Data:
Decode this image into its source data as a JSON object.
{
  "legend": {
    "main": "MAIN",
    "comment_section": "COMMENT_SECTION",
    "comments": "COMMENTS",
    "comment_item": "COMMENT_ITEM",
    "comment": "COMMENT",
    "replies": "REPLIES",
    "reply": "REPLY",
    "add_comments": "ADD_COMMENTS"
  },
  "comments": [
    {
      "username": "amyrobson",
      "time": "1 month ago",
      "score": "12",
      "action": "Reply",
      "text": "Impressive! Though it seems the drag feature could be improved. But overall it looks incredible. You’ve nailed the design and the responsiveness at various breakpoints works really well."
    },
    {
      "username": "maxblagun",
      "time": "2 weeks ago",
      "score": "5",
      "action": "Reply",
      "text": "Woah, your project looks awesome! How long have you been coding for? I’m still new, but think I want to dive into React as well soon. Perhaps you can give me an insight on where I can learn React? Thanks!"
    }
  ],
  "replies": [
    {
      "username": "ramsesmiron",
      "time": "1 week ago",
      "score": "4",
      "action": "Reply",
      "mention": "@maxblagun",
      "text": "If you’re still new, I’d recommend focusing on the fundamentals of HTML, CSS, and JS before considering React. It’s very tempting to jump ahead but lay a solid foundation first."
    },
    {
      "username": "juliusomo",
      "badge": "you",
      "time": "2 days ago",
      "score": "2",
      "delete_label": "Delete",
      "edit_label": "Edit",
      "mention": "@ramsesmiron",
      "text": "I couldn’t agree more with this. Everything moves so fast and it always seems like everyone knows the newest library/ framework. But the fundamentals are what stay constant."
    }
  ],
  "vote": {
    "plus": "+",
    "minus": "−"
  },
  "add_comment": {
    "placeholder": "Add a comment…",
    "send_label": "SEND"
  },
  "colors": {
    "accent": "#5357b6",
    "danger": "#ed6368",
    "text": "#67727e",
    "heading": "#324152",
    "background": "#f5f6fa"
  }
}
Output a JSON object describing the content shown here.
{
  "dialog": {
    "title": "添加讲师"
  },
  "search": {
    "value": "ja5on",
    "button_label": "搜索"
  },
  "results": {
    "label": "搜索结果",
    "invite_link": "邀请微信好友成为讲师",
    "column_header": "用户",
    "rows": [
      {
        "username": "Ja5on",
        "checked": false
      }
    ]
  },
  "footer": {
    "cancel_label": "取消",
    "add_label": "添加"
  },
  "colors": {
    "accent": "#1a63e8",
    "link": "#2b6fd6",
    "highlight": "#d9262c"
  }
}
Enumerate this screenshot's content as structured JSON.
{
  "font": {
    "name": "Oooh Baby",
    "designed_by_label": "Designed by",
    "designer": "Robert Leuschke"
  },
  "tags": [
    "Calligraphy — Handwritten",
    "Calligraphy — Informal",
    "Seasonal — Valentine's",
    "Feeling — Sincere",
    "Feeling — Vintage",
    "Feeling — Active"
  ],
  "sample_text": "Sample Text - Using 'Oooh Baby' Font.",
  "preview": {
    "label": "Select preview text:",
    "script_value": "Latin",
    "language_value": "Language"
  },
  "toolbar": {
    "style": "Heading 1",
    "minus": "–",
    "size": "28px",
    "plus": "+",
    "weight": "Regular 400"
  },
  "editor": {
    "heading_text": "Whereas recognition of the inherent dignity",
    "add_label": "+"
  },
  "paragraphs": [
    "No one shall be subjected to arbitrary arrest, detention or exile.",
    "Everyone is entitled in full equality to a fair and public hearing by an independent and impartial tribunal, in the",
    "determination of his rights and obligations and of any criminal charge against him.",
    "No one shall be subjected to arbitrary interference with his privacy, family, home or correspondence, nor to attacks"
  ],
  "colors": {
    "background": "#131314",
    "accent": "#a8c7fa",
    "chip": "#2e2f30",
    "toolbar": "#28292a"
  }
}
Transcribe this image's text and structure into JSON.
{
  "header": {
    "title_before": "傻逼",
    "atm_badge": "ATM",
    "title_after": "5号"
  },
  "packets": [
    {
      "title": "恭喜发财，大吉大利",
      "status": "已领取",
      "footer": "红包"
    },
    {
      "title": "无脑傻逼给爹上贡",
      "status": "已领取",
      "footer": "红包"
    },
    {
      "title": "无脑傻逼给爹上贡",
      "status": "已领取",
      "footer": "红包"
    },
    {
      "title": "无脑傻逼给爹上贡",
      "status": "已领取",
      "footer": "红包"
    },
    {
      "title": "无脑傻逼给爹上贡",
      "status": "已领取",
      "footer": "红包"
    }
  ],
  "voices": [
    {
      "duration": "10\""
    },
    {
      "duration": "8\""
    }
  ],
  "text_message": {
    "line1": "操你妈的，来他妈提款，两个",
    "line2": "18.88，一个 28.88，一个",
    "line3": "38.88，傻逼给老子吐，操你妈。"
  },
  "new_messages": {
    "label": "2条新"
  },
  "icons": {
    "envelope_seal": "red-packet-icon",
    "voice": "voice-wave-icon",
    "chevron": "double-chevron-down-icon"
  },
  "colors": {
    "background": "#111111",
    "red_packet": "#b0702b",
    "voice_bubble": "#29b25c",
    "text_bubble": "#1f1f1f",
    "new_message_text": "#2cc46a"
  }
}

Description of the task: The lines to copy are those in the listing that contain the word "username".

Task response:
      "username": "amyrobson",
      "username": "maxblagun",
      "username": "ramsesmiron",
      "username": "juliusomo",
        "username": "Ja5on",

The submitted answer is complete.